### MATERIAL TO PROCESS
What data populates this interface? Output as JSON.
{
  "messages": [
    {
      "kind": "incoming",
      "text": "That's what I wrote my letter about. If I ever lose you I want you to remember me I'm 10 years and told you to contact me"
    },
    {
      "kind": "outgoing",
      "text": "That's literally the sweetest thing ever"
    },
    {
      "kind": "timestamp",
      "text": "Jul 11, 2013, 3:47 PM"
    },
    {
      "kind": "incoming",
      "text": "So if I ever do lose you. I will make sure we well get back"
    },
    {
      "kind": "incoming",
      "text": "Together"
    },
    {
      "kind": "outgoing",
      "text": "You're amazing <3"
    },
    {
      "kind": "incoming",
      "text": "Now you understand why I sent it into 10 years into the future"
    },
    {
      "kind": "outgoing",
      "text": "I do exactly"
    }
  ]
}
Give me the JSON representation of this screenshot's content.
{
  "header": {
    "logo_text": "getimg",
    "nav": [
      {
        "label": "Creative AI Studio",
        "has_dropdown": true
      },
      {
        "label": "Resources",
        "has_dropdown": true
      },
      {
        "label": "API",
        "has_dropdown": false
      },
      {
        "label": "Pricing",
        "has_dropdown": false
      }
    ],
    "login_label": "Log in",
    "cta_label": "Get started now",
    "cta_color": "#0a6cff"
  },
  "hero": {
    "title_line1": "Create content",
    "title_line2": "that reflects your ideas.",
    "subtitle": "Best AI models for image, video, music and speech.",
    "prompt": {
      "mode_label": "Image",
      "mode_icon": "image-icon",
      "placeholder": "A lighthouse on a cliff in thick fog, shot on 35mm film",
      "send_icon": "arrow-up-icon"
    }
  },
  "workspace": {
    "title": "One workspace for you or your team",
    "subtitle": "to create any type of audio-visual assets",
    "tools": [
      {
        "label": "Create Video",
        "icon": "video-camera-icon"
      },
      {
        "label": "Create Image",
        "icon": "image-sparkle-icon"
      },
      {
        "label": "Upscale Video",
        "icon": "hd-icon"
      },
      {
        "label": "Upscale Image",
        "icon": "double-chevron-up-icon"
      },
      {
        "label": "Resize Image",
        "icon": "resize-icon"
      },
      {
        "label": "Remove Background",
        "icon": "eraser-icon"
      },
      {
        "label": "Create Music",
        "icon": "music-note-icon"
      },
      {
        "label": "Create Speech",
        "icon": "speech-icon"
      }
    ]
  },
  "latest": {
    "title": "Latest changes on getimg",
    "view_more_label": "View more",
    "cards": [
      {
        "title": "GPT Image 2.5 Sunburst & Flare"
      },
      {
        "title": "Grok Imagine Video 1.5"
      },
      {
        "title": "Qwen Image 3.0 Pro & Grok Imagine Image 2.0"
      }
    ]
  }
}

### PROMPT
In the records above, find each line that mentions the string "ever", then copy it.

### ANSWER SPACE
      "text": "That's what I wrote my letter about. If I ever lose you I want you to remember me I'm 10 years and told you to contact me"
      "text": "That's literally the sweetest thing ever"
      "text": "So if I ever do lose you. I will make sure we well get back"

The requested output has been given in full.